Creating a Hyperlapse Loop


Hyperlapse (also walklapsespacelapsestop-motion time-lapsemotion timelapsemoving timelapse) is an exposure technique in time-lapse photography, in which the position of the camera is being changed between each exposure in order to create a tracking shot in timelapse sequences. In opposite to a simple motion timelapse – dolly shots, which are realized with short camera sliders; in hyperlapse photography, the camera is being moved through very long distances.

A hyperlapse is a fun project, and a cool way to highlight a building, landmark, or area is to do one around it. All you need is a map, a still camera, photo editing software and a video editing program that can assemble an image sequence.

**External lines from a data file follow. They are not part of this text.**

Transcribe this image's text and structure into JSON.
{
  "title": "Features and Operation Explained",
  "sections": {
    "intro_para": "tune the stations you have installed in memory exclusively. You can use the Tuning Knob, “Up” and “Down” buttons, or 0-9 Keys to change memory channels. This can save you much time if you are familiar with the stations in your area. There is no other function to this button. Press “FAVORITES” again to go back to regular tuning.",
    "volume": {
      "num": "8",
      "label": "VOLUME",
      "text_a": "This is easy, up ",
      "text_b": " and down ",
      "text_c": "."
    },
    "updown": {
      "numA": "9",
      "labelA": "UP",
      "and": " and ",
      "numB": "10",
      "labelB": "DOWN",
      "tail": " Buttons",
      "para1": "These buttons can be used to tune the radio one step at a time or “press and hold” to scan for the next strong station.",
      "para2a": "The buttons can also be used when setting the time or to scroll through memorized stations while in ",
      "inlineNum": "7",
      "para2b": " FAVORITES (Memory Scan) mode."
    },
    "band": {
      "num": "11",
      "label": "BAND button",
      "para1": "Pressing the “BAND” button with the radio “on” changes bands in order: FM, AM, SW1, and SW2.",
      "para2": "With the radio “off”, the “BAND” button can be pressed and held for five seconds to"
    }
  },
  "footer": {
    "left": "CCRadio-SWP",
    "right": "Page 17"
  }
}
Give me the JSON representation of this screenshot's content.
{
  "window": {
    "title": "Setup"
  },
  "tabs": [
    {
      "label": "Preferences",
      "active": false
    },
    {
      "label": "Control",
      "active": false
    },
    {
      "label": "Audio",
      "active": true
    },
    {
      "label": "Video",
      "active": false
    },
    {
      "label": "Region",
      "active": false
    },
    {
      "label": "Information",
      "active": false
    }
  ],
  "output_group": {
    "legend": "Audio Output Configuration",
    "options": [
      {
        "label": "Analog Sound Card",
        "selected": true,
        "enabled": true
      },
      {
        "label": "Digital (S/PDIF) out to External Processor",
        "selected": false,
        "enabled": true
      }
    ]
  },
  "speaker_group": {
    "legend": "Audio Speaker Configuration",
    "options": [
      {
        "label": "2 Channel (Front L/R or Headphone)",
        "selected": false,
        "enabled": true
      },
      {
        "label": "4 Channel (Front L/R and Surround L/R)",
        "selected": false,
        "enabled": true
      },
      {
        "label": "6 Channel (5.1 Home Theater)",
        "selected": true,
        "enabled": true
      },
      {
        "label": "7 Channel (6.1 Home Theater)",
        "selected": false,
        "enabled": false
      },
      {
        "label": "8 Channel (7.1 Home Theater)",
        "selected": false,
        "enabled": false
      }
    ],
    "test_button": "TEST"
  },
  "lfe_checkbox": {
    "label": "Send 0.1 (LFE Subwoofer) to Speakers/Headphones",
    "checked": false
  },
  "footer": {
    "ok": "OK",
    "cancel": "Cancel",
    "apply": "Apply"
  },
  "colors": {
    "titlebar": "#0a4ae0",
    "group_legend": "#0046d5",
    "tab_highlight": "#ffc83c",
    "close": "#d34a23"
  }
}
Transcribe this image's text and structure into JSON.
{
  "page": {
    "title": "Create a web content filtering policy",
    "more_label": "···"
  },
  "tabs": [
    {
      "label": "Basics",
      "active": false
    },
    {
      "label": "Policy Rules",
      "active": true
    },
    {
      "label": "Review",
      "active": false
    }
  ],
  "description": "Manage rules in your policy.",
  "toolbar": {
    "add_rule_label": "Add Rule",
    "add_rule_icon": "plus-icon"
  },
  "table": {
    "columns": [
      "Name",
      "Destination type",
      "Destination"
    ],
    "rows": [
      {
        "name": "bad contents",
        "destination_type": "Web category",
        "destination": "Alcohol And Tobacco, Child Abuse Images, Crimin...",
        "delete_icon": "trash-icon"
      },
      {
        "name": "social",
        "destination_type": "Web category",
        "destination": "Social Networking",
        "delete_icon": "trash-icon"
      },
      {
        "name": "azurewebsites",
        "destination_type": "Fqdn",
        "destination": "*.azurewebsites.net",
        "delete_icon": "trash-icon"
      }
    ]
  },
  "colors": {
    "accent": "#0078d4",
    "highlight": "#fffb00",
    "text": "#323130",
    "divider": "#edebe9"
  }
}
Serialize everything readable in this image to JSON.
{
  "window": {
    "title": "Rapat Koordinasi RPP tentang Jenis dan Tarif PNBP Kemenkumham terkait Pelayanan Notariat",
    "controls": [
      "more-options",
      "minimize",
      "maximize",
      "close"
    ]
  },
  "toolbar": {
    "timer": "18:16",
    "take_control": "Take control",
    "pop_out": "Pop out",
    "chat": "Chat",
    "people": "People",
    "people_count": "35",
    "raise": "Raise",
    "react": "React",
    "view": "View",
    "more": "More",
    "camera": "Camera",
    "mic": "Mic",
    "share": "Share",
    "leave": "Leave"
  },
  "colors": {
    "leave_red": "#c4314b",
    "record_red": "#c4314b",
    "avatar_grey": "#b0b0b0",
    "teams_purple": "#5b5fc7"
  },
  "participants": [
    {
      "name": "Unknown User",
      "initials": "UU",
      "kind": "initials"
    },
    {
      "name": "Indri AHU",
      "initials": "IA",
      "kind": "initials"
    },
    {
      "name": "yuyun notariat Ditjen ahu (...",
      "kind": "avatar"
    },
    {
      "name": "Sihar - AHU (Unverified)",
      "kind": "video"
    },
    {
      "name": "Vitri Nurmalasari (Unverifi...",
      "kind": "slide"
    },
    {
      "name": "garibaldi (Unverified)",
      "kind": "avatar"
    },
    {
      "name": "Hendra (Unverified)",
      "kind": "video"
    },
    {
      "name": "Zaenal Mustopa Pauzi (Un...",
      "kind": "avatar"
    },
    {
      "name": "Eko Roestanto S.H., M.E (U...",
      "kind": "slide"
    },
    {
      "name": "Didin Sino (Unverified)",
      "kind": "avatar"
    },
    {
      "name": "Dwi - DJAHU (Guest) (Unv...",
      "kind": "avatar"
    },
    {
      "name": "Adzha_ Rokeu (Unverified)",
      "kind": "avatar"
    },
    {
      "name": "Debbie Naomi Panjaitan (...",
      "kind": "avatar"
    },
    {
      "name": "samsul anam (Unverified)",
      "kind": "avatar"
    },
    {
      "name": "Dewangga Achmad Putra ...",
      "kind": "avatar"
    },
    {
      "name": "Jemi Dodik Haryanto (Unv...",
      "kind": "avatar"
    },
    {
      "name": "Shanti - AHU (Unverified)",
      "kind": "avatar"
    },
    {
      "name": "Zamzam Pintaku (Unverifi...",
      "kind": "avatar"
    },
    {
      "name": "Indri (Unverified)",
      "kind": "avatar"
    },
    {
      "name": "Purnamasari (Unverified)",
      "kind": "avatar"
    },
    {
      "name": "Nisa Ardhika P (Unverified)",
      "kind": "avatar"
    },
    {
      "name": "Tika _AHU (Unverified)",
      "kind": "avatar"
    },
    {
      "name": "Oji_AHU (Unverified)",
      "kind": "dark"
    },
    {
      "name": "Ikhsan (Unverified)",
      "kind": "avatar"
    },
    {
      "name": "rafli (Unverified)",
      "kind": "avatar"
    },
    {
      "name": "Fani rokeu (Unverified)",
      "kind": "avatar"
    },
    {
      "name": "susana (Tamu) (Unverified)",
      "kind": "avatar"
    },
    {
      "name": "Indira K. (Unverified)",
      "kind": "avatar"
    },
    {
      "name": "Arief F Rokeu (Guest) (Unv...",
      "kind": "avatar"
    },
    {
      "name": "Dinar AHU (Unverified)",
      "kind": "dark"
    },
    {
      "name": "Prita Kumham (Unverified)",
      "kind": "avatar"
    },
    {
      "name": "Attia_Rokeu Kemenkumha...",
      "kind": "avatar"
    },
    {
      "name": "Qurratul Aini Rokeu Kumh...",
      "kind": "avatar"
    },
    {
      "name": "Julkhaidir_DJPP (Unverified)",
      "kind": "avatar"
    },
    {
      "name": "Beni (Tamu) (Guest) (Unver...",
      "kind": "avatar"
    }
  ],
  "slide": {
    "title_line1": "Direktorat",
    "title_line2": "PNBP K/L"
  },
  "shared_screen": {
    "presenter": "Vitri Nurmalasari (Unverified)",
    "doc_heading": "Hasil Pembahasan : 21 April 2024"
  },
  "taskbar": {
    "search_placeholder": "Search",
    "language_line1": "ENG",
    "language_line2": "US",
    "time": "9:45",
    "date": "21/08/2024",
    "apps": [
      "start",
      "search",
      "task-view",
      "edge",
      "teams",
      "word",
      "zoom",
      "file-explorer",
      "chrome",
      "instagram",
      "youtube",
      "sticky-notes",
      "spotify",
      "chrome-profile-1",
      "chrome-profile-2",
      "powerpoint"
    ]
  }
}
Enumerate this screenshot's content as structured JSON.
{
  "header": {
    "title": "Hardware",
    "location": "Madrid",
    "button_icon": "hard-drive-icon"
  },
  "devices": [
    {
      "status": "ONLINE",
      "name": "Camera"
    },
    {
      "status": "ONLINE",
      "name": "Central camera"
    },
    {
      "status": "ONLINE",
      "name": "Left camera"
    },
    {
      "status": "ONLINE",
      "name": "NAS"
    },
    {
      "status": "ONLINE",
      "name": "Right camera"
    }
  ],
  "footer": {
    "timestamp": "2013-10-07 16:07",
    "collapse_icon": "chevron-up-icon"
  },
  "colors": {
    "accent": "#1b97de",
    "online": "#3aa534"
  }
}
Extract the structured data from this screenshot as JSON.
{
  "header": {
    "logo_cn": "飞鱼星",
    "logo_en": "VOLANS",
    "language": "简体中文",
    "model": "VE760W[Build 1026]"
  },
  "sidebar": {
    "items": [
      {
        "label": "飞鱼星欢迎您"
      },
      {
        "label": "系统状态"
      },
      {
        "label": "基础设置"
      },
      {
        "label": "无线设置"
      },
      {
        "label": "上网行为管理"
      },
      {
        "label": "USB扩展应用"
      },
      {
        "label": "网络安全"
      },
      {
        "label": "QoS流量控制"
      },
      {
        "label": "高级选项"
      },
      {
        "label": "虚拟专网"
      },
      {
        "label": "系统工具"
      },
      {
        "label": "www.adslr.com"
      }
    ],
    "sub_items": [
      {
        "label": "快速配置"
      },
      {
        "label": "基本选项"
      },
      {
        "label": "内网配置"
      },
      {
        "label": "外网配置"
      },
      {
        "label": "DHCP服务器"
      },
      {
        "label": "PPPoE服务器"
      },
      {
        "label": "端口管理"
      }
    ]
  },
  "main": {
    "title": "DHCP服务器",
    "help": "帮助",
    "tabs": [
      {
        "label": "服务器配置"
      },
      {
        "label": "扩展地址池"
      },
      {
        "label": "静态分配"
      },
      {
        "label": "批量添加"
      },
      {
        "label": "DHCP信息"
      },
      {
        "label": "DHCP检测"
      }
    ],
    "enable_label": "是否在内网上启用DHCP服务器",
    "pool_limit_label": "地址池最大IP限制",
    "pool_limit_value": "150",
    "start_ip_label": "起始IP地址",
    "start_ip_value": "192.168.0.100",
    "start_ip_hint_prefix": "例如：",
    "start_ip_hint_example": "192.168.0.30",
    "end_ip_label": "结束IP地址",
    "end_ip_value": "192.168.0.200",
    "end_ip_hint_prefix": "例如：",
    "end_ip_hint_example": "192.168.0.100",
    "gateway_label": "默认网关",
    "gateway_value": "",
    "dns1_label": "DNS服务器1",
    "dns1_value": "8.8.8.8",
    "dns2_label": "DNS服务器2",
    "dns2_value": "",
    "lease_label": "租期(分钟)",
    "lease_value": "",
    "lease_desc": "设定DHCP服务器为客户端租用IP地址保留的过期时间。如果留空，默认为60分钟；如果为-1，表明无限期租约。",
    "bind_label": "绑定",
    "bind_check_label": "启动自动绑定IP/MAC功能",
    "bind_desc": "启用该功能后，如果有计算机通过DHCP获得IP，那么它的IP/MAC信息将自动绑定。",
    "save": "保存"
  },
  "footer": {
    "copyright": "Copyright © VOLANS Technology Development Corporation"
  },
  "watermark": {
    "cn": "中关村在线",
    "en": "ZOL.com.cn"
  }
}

First, find your location on the map. Then plot out points you can take photos from in a circle around the building. I used Google Maps, threw a screen grab into Photoshop and drew a circle around it. Then I printed that image and drew dots around the circle where I wanted to shoot pictures.

There are some handy tips and videos for how to best do this online. This video mentioned that it works best to take a picture then shift a short distance and take a second picture so the sequence shows the foreground moving. It helps the video feel smoother.

When taking the pictures, chose one portion of the building/object to line up with something in the camera viewfinder. I put the top of the steeple at the top of the guides inside the Canon 7D viewfinder, and in the center of the focus boxes. It’s Ok if it’s not exactly perfect. But it should be close. Make sure that you have plenty of space between your building and the edge of your frame, this will help with cropping the photos down to a 16×9 image later.

Once you have your pictures, load them into your photo editor. I used Adobe Photoshop, but other editors may be able to do similar edits. In Photoshop create a new document and paste in one of the images on a new layer. Straighten, if necessary. Position the building or object exactly in the center. Then draw some guides around the building. These will help you to center up each new image.

Paste more of your shots in new layers and (using the guides) straighten, scale and position them to match the base layer. As always, save early and often. When you are done you have a document with about 40 or so layers, all scaled and positioned with the building in the center. This is the base of your video.

Using the canvas size tool in Photoshop, change the horizontal and vertical dimensions to something that is a multiple of the resolution you want your final video to be. I chose 3840×2160, double 1080 HD resolution.

Go through each image and fix anything that looks out of place, and make sure the image is still centered in the guides. I had some blank spots from some of the image rotation I had done to straighten things out. So I used the Clone tool to draw in more ground or sky. Don’t worry about making it look perfect. These pictures will be zooming by at 1/24th of a second. But keep that building or object centered and straight.

Now, go through each picture and add motion blur to everything except the focal point. The amount you add is up to you. I wanted to make sure viewers could tell what the foreground images were, but didn’t want them sharp at all.

The final image editing step is to export each layer of the image in order with a numerical file name. Then open your video editor. I used Adobe Aftereffects, which recognized I had an image sequence and created the video automatically. Make any adjustments and export your hyperlapse loop.

I’d love to see your hyperlapse.